◆ Required work ◆
All lines in the material below that contain "JSON" should be located and copied.

◆ Materials provided ◆
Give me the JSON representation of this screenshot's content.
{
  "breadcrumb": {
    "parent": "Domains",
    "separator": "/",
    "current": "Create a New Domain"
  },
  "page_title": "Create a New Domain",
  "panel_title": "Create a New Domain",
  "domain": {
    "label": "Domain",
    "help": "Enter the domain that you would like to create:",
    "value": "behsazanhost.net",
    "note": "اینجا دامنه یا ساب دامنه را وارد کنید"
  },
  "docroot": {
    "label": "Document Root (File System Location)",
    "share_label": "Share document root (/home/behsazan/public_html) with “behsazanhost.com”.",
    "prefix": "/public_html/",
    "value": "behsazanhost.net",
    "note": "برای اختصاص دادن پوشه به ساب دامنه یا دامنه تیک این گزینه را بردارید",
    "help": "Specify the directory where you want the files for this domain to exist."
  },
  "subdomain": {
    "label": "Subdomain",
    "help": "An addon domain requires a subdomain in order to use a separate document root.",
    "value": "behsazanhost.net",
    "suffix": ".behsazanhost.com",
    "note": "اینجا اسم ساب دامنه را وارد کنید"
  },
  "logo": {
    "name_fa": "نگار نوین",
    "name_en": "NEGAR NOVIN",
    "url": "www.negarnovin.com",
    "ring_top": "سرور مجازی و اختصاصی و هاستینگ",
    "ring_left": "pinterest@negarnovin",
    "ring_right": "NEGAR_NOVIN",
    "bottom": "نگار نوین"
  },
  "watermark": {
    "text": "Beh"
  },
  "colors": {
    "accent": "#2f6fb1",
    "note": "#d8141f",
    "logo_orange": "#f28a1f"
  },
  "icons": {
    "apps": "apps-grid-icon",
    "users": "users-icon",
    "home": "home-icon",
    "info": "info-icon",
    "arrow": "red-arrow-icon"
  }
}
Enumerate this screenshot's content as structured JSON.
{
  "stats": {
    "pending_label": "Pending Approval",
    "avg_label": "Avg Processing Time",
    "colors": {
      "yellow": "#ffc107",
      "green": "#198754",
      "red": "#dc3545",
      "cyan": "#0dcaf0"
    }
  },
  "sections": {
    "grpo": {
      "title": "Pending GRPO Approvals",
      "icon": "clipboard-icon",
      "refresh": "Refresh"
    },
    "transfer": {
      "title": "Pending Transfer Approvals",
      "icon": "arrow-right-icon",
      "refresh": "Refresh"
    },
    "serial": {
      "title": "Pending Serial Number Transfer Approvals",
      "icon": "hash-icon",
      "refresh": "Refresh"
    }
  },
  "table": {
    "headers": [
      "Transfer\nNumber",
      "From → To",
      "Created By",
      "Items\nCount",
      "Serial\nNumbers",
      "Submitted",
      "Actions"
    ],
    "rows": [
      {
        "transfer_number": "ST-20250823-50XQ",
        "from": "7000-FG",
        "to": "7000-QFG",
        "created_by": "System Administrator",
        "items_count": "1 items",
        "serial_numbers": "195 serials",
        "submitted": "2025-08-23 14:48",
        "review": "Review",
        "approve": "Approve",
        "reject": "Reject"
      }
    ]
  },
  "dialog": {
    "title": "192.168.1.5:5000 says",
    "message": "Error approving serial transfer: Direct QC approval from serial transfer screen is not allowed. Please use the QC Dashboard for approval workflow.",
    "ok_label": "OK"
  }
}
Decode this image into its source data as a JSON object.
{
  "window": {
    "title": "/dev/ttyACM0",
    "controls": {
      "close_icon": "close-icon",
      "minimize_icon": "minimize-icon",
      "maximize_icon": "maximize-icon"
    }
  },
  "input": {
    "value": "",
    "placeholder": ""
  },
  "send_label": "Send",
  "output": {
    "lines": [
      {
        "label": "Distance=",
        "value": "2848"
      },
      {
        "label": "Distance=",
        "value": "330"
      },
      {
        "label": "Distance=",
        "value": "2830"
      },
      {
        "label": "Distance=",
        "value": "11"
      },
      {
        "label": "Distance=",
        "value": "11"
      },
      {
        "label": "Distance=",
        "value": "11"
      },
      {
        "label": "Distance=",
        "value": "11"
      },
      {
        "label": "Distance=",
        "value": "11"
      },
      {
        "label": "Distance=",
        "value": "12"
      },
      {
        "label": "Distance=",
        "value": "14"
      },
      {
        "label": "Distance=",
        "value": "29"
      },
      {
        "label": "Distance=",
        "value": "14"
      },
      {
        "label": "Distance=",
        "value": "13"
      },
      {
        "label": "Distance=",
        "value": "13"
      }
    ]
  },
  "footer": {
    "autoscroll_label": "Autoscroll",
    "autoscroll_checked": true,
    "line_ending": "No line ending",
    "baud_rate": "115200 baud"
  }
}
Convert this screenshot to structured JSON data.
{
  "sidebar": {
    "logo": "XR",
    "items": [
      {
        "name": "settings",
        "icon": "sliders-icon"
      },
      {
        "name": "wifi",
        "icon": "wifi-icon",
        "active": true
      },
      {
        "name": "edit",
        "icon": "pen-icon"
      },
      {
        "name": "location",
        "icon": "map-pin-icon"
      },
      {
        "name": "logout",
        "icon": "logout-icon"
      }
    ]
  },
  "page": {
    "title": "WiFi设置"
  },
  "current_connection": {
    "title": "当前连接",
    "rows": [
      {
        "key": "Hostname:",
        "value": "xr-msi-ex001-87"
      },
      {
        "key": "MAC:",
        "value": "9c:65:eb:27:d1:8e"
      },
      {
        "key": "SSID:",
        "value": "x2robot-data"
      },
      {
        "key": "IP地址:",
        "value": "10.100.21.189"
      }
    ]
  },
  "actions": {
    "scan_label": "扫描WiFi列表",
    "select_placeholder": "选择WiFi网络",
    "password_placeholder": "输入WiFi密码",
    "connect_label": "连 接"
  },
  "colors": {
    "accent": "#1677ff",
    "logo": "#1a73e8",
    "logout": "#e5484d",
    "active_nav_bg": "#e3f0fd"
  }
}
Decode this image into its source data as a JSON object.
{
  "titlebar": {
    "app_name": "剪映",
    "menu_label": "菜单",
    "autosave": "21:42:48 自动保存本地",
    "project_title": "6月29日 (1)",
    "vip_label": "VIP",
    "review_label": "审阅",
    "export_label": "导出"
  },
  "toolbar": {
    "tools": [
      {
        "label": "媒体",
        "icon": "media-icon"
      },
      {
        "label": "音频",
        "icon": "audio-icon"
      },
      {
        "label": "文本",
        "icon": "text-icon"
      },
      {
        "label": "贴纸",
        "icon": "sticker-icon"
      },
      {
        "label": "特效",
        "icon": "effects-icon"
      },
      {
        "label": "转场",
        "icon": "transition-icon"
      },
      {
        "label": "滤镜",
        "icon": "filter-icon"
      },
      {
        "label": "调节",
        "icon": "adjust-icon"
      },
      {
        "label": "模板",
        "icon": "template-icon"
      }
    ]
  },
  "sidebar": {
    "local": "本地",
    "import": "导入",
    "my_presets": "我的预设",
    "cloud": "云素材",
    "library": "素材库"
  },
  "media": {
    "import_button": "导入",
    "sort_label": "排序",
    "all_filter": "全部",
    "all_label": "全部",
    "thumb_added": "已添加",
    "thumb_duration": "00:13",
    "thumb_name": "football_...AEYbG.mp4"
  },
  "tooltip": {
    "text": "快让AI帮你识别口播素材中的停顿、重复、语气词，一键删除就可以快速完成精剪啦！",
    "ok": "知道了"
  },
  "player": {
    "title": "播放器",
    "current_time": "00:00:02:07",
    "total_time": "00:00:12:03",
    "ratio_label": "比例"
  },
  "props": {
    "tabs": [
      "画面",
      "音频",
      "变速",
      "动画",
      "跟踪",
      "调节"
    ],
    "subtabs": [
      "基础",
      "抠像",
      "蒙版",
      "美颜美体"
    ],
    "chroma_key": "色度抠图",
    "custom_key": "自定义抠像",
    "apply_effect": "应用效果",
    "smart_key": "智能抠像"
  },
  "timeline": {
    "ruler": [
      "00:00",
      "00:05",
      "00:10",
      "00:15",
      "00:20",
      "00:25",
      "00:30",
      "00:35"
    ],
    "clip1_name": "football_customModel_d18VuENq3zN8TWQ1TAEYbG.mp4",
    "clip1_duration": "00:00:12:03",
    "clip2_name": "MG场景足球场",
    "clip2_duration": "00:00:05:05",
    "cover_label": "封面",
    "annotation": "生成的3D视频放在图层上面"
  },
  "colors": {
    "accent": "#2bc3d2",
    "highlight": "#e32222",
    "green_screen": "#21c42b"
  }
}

◆ Reply to the exercise ◆
Give me the JSON representation of this screenshot's content.
Enumerate this screenshot's content as structured JSON.
Decode this image into its source data as a JSON object.
Convert this screenshot to structured JSON data.
Decode this image into its source data as a JSON object.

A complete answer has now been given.